[33:48] And I hope that you're able to look at that card again and again, take it with you. Do take it, it's a bit of an awkward shape just for keeping. So the bookmarks really great to keep in your Bibles or someone else but this.

[34:01] My fridge magnet, it could go, a couple of stickers on, could be in your fridge, you could be there, that place where you go to eat and drink every day, and it could remind you of deeper pleasure and satisfaction that you'll find as we follow him.

[34:18] Let's pray. Father, God help us to live for you, help us in all our weaknesses and failures to rely on you.

[34:28] May Jesus be held high in this church. May many people this year come to faith in Jesus through our lives, through our witness, through our seeking to share the gospel, through the one to one Word Bible studies through.

[34:42] Just our friendship and our commitment, and may we learn from amazing, excuse me, amazing example of Jesus and his commitment to spiritual reality in a very physical world.

[34:56] It wasn't that he was an ascetic, it wasn't that he was a monk, and that he was separate. It was Lord that you were in and among people, you were eating and drinking, you were accused of being a glutton and a drunkard, which you were not.

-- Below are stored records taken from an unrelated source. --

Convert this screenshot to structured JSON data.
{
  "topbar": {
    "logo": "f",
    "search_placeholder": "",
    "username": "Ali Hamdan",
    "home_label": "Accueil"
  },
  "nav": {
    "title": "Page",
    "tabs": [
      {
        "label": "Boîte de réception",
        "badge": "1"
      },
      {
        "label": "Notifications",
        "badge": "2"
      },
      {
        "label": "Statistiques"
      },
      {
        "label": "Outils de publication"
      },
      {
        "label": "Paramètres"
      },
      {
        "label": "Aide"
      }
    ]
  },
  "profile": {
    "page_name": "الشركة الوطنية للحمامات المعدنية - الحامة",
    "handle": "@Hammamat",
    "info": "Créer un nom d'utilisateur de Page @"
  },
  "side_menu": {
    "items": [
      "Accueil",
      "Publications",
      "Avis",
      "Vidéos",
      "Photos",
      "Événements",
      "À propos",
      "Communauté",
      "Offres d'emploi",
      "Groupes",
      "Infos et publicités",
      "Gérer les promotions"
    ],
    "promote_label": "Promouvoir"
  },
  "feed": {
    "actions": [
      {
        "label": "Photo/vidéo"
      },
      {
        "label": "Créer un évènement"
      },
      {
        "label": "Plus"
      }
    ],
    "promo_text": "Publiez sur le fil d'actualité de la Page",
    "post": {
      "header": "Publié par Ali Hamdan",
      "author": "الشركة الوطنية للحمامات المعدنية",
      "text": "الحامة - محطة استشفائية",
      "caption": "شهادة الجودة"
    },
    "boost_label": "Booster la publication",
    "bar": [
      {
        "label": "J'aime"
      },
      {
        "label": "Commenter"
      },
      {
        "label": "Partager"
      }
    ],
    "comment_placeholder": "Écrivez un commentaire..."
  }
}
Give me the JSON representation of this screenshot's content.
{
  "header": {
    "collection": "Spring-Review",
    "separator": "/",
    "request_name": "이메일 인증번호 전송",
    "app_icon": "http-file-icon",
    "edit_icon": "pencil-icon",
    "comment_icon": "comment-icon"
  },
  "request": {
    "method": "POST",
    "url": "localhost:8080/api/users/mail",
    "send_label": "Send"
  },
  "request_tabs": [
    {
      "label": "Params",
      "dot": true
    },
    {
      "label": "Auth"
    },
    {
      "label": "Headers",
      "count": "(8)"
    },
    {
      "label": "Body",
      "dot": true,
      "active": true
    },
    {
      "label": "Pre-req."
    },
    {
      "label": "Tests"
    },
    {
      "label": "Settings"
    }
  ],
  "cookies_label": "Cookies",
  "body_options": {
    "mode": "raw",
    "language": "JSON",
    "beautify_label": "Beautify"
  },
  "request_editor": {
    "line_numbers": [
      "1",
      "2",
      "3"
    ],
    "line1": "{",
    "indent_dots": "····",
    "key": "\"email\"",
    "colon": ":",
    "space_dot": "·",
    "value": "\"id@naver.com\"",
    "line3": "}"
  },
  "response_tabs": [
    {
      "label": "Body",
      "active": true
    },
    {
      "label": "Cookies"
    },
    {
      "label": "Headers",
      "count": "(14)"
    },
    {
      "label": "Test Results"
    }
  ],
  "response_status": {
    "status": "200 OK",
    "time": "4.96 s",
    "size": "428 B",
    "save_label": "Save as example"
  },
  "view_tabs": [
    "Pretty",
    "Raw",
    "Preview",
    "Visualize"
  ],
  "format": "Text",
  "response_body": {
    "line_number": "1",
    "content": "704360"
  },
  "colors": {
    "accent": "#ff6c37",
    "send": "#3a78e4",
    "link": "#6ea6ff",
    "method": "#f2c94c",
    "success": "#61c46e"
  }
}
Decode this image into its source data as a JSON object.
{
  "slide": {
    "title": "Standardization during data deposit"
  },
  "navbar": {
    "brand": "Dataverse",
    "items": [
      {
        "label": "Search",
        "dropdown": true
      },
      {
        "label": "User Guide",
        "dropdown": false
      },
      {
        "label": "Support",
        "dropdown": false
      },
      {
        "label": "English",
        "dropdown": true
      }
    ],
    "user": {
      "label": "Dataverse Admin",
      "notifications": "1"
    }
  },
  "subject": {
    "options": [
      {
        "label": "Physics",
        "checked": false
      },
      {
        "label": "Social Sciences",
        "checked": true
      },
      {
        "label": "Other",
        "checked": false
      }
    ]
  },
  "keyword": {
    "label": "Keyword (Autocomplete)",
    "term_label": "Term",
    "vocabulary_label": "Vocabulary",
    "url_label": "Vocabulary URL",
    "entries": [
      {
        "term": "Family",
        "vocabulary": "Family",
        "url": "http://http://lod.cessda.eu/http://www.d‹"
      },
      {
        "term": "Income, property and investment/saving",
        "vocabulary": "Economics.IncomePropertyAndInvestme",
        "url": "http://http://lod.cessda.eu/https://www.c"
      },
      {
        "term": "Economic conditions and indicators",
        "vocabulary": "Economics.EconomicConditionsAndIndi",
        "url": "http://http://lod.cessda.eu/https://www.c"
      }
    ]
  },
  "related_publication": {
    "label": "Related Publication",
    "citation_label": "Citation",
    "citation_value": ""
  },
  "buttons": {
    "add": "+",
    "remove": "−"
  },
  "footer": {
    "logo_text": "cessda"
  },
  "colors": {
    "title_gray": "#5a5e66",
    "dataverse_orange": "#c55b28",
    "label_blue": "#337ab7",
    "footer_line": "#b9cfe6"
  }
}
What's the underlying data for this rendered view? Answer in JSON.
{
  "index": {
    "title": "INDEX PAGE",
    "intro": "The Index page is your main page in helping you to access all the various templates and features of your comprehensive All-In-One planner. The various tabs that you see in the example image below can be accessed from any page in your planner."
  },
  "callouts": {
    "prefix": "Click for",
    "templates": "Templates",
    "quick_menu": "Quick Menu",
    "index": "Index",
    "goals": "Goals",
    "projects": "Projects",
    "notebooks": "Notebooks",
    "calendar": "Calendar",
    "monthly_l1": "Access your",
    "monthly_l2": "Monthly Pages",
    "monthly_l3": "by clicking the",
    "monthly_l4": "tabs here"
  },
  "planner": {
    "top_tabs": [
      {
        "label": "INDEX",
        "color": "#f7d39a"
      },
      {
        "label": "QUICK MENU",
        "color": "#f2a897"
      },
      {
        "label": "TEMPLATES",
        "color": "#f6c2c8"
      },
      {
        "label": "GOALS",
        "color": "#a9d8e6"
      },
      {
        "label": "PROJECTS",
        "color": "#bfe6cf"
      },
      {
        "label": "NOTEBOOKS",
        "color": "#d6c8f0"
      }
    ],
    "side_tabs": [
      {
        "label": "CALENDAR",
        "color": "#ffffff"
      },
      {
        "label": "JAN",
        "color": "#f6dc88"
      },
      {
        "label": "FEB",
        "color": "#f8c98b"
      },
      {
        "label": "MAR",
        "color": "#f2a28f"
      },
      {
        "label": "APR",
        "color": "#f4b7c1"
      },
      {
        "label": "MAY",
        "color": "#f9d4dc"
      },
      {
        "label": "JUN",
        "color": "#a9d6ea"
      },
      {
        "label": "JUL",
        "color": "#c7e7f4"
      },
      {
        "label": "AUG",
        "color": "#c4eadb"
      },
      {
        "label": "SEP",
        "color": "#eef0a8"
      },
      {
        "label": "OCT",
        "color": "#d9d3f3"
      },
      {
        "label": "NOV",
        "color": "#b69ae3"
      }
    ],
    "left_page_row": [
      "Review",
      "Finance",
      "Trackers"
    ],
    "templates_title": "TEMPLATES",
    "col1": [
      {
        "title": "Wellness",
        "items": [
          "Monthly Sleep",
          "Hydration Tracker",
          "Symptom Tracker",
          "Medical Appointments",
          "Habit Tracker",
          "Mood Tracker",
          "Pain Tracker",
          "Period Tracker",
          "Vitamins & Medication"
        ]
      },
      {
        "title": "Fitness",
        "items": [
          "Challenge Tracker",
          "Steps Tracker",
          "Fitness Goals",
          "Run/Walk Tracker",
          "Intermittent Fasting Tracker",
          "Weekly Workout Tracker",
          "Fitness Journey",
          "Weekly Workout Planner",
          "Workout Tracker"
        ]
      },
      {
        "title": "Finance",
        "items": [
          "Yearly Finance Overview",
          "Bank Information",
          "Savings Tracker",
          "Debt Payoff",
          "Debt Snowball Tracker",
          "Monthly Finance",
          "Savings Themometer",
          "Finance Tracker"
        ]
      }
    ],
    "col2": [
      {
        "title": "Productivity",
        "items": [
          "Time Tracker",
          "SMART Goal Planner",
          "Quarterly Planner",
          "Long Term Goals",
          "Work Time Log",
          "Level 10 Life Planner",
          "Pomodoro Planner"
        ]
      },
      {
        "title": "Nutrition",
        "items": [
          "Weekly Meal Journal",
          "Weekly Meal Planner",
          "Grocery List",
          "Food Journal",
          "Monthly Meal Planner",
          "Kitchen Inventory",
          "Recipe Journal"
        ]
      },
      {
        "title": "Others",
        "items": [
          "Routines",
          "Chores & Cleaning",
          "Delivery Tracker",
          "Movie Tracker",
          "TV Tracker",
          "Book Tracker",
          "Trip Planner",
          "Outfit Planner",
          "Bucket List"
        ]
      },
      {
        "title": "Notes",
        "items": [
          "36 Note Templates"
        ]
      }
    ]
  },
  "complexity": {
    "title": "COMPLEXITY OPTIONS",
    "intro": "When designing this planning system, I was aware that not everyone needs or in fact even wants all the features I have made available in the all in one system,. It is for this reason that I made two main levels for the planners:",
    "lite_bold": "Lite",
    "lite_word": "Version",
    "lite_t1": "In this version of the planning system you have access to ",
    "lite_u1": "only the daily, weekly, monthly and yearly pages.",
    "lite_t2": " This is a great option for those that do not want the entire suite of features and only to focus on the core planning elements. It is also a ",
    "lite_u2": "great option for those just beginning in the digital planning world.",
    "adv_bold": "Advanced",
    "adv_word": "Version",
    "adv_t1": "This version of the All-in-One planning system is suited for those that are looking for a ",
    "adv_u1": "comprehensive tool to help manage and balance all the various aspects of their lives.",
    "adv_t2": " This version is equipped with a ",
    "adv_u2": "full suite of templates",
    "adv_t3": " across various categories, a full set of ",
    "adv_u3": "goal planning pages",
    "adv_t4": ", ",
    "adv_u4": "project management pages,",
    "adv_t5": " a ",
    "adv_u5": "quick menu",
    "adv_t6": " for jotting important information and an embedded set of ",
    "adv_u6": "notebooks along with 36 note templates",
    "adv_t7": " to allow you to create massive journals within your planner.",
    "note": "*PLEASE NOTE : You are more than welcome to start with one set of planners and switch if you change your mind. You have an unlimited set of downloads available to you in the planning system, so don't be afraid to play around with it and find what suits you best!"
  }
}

[35:08] But you did so because you loved people and because you wanted them to see a deeper satisfaction and a deeper need and along. May we see that, may we live it, may we embrace it this year, may this be a great year for us, for the church plants, for the gospel in Edinburgh and all the churches that are serving you and in our nation, and indeed in our world, we do pray for Jesus Christ, and we pray for your kingdom to come, for your will to be done on earth as it is in heaven.

[35:39] So help us God. And we pray, I pray especially for any who might be here today who are not yet believers who don't know Jesus Christ as their Lord, who have not entrusted their hope for life and eternity to him.

[35:51] We pray that they may see today your beauty through all the words that they may see your beauty and may see that you alone can offer peace and forgiveness and the perspective of being in relationship with you that we were indeed created to be.

[36:09] Take away that estrangement we ask in Jesus' name. Amen.